TASK DETAILS: Repeat the entries that follow from start to finish, keeping every character.

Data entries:
****************************************
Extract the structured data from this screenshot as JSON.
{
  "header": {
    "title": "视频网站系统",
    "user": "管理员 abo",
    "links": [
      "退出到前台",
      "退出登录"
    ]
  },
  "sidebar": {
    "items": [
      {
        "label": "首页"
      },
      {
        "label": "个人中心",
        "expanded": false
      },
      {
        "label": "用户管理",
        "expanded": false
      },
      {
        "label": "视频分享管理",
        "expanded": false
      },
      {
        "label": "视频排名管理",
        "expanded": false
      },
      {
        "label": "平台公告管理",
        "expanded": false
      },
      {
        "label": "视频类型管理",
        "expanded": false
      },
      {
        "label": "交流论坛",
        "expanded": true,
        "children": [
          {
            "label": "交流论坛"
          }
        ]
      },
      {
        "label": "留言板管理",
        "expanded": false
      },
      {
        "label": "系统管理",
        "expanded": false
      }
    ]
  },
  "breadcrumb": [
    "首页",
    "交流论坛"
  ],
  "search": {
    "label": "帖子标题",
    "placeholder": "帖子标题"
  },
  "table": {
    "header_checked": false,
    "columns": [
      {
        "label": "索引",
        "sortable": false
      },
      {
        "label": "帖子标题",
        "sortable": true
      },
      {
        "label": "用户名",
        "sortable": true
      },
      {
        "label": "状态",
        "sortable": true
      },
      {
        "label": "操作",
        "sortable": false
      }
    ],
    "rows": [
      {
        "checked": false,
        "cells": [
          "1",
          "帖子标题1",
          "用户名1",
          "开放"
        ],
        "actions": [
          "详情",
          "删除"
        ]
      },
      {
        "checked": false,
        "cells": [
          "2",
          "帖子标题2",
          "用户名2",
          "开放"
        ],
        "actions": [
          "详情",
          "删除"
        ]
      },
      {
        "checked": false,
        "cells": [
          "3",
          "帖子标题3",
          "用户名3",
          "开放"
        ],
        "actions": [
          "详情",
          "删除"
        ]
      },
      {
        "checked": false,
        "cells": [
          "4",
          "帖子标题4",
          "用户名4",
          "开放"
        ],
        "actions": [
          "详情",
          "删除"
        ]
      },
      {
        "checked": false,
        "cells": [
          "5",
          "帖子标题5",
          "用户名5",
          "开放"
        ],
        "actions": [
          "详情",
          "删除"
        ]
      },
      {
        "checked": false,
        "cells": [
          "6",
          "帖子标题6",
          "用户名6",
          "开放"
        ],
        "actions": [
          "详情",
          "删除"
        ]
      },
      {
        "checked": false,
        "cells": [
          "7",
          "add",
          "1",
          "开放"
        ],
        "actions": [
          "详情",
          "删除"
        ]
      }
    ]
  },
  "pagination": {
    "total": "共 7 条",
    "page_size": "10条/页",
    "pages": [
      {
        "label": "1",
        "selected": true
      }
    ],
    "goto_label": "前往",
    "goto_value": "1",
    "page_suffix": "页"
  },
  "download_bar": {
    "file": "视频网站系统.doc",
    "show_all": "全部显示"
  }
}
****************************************
OUTPUT OF THE EXERCISE:
Extract the structured data from this screenshot as JSON.
{
  "header": {
    "title": "视频网站系统",
    "user": "管理员 abo",
    "links": [
      "退出到前台",
      "退出登录"
    ]
  },
  "sidebar": {
    "items": [
      {
        "label": "首页"
      },
      {
        "label": "个人中心",
        "expanded": false
      },
      {
        "label": "用户管理",
        "expanded": false
      },
      {
        "label": "视频分享管理",
        "expanded": false
      },
      {
        "label": "视频排名管理",
        "expanded": false
      },
      {
        "label": "平台公告管理",
        "expanded": false
      },
      {
        "label": "视频类型管理",
        "expanded": false
      },
      {
        "label": "交流论坛",
        "expanded": true,
        "children": [
          {
            "label": "交流论坛"
          }
        ]
      },
      {
        "label": "留言板管理",
        "expanded": false
      },
      {
        "label": "系统管理",
        "expanded": false
      }
    ]
  },
  "breadcrumb": [
    "首页",
    "交流论坛"
  ],
  "search": {
    "label": "帖子标题",
    "placeholder": "帖子标题"
  },
  "table": {
    "header_checked": false,
    "columns": [
      {
        "label": "索引",
        "sortable": false
      },
      {
        "label": "帖子标题",
        "sortable": true
      },
      {
        "label": "用户名",
        "sortable": true
      },
      {
        "label": "状态",
        "sortable": true
      },
      {
        "label": "操作",
        "sortable": false
      }
    ],
    "rows": [
      {
        "checked": false,
        "cells": [
          "1",
          "帖子标题1",
          "用户名1",
          "开放"
        ],
        "actions": [
          "详情",
          "删除"
        ]
      },
      {
        "checked": false,
        "cells": [
          "2",
          "帖子标题2",
          "用户名2",
          "开放"
        ],
        "actions": [
          "详情",
          "删除"
        ]
      },
      {
        "checked": false,
        "cells": [
          "3",
          "帖子标题3",
          "用户名3",
          "开放"
        ],
        "actions": [
          "详情",
          "删除"
        ]
      },
      {
        "checked": false,
        "cells": [
          "4",
          "帖子标题4",
          "用户名4",
          "开放"
        ],
        "actions": [
          "详情",
          "删除"
        ]
      },
      {
        "checked": false,
        "cells": [
          "5",
          "帖子标题5",
          "用户名5",
          "开放"
        ],
        "actions": [
          "详情",
          "删除"
        ]
      },
      {
        "checked": false,
        "cells": [
          "6",
          "帖子标题6",
          "用户名6",
          "开放"
        ],
        "actions": [
          "详情",
          "删除"
        ]
      },
      {
        "checked": false,
        "cells": [
          "7",
          "add",
          "1",
          "开放"
        ],
        "actions": [
          "详情",
          "删除"
        ]
      }
    ]
  },
  "pagination": {
    "total": "共 7 条",
    "page_size": "10条/页",
    "pages": [
      {
        "label": "1",
        "selected": true
      }
    ],
    "goto_label": "前往",
    "goto_value": "1",
    "page_suffix": "页"
  },
  "download_bar": {
    "file": "视频网站系统.doc",
    "show_all": "全部显示"
  }
}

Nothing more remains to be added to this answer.